WORK REQUIRED: Among the entries below, which lines include the string "title"? Show each one.

Dataset rows for apps and sites:
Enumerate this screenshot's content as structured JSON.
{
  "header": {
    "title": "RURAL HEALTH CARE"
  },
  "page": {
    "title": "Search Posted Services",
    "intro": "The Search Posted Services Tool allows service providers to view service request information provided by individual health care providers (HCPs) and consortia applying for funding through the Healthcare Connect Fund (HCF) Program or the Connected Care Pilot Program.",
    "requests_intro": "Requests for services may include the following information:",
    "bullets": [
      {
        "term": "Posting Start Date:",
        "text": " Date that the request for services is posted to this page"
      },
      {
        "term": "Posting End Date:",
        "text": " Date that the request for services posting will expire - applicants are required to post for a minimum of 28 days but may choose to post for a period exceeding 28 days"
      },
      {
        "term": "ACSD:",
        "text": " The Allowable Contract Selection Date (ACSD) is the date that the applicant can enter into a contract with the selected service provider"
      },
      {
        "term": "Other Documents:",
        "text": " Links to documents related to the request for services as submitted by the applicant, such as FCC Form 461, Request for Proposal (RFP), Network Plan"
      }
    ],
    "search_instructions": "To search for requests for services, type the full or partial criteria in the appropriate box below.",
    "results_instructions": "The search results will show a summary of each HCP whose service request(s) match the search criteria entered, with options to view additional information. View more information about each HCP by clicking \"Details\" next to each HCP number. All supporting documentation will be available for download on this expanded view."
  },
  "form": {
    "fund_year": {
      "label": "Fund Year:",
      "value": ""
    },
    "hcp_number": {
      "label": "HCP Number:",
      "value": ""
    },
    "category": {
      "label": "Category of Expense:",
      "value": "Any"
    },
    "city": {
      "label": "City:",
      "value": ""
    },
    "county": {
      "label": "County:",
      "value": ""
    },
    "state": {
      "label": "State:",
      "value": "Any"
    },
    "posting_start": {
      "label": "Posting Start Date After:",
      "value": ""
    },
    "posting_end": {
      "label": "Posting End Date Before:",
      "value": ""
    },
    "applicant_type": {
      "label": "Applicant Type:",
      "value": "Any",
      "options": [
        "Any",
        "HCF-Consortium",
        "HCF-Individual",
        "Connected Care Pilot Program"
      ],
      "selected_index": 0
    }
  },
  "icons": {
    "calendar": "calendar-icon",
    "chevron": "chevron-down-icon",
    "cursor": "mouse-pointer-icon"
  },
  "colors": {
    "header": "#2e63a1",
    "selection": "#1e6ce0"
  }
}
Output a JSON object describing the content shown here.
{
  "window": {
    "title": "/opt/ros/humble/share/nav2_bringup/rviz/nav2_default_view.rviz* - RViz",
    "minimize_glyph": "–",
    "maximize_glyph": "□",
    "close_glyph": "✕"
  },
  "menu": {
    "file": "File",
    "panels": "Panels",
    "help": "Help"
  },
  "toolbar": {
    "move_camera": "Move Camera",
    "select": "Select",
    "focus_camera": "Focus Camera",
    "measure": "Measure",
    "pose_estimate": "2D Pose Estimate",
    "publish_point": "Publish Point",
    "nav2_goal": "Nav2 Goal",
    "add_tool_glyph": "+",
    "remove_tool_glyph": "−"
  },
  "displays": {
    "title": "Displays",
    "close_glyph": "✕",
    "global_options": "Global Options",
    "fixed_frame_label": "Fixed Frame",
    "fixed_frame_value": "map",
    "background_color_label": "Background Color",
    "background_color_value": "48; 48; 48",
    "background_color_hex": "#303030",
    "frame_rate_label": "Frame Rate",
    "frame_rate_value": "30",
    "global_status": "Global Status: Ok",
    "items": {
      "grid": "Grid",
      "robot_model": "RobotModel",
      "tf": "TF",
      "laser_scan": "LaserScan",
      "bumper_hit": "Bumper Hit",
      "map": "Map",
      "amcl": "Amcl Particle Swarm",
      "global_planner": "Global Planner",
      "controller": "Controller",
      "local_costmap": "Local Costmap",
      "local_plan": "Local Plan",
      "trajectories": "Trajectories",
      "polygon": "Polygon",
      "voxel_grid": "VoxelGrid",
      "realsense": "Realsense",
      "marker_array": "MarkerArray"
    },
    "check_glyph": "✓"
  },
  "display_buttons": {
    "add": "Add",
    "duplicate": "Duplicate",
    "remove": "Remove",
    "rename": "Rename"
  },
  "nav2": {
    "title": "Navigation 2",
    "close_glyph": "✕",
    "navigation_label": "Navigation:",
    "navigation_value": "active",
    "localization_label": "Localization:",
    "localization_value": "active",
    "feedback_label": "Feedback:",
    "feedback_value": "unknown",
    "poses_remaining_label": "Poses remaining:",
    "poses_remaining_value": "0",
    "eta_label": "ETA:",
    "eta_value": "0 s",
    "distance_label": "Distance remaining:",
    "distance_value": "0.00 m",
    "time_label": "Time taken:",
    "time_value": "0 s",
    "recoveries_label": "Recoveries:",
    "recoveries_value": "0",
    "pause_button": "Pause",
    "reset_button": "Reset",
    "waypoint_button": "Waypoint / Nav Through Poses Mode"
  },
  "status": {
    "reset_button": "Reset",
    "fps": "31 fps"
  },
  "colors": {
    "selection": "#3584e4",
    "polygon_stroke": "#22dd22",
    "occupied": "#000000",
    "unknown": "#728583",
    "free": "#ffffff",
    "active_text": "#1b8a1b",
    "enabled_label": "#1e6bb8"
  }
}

SOLUTION TO THIS PROBLEM:
    "title": "RURAL HEALTH CARE"
    "title": "Search Posted Services",
    "title": "/opt/ros/humble/share/nav2_bringup/rviz/nav2_default_view.rviz* - RViz",
    "title": "Displays",
    "title": "Navigation 2",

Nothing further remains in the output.